§ **About this task**
From the first line to the last, please write out the data exactly.
(Records for this exercise Opens)
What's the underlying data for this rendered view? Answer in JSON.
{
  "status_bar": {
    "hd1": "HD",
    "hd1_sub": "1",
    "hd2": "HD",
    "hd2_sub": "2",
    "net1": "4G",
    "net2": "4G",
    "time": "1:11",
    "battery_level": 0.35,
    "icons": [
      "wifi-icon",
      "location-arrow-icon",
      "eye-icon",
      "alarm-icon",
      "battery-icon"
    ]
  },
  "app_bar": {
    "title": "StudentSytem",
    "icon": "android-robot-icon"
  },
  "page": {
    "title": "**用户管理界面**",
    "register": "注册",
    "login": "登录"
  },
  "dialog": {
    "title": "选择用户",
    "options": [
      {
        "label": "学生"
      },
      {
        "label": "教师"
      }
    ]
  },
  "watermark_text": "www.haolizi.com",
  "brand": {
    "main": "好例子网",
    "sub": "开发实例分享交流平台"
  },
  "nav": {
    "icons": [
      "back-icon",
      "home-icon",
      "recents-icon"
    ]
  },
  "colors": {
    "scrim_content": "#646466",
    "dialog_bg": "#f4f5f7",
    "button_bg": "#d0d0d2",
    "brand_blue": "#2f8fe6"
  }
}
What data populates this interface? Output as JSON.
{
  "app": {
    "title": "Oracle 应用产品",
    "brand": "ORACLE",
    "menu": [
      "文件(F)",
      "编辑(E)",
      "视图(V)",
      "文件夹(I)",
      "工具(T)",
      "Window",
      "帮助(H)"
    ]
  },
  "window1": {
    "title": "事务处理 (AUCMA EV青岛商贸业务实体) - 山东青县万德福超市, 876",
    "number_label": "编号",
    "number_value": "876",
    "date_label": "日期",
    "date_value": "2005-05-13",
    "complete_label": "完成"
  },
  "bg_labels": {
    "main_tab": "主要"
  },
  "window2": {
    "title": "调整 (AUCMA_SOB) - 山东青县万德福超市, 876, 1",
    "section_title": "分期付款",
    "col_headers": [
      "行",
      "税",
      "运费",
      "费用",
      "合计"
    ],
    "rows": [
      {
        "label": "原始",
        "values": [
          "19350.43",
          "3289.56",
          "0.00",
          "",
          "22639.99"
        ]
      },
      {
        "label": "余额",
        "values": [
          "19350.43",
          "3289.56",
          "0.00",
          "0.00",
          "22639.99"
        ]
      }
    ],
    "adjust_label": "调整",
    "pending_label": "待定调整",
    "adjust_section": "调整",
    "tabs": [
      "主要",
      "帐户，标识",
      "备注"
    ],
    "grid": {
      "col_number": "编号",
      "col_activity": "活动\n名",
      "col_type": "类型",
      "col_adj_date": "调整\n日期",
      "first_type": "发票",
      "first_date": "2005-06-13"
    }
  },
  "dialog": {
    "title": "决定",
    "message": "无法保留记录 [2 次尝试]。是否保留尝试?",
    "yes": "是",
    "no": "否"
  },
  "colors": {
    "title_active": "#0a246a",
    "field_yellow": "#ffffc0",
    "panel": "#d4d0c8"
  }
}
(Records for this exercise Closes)
§ **Solution to the exercise**
What's the underlying data for this rendered view? Answer in JSON.
{
  "status_bar": {
    "hd1": "HD",
    "hd1_sub": "1",
    "hd2": "HD",
    "hd2_sub": "2",
    "net1": "4G",
    "net2": "4G",
    "time": "1:11",
    "battery_level": 0.35,
    "icons": [
      "wifi-icon",
      "location-arrow-icon",
      "eye-icon",
      "alarm-icon",
      "battery-icon"
    ]
  },
  "app_bar": {
    "title": "StudentSytem",
    "icon": "android-robot-icon"
  },
  "page": {
    "title": "**用户管理界面**",
    "register": "注册",
    "login": "登录"
  },
  "dialog": {
    "title": "选择用户",
    "options": [
      {
        "label": "学生"
      },
      {
        "label": "教师"
      }
    ]
  },
  "watermark_text": "www.haolizi.com",
  "brand": {
    "main": "好例子网",
    "sub": "开发实例分享交流平台"
  },
  "nav": {
    "icons": [
      "back-icon",
      "home-icon",
      "recents-icon"
    ]
  },
  "colors": {
    "scrim_content": "#646466",
    "dialog_bg": "#f4f5f7",
    "button_bg": "#d0d0d2",
    "brand_blue": "#2f8fe6"
  }
}
What data populates this interface? Output as JSON.
{
  "app": {
    "title": "Oracle 应用产品",
    "brand": "ORACLE",
    "menu": [
      "文件(F)",
      "编辑(E)",
      "视图(V)",
      "文件夹(I)",
      "工具(T)",
      "Window",
      "帮助(H)"
    ]
  },
  "window1": {
    "title": "事务处理 (AUCMA EV青岛商贸业务实体) - 山东青县万德福超市, 876",
    "number_label": "编号",
    "number_value": "876",
    "date_label": "日期",
    "date_value": "2005-05-13",
    "complete_label": "完成"
  },
  "bg_labels": {
    "main_tab": "主要"
  },
  "window2": {
    "title": "调整 (AUCMA_SOB) - 山东青县万德福超市, 876, 1",
    "section_title": "分期付款",
    "col_headers": [
      "行",
      "税",
      "运费",
      "费用",
      "合计"
    ],
    "rows": [
      {
        "label": "原始",
        "values": [
          "19350.43",
          "3289.56",
          "0.00",
          "",
          "22639.99"
        ]
      },
      {
        "label": "余额",
        "values": [
          "19350.43",
          "3289.56",
          "0.00",
          "0.00",
          "22639.99"
        ]
      }
    ],
    "adjust_label": "调整",
    "pending_label": "待定调整",
    "adjust_section": "调整",
    "tabs": [
      "主要",
      "帐户，标识",
      "备注"
    ],
    "grid": {
      "col_number": "编号",
      "col_activity": "活动\n名",
      "col_type": "类型",
      "col_adj_date": "调整\n日期",
      "first_type": "发票",
      "first_date": "2005-06-13"
    }
  },
  "dialog": {
    "title": "决定",
    "message": "无法保留记录 [2 次尝试]。是否保留尝试?",
    "yes": "是",
    "no": "否"
  },
  "colors": {
    "title_active": "#0a246a",
    "field_yellow": "#ffffc0",
    "panel": "#d4d0c8"
  }
}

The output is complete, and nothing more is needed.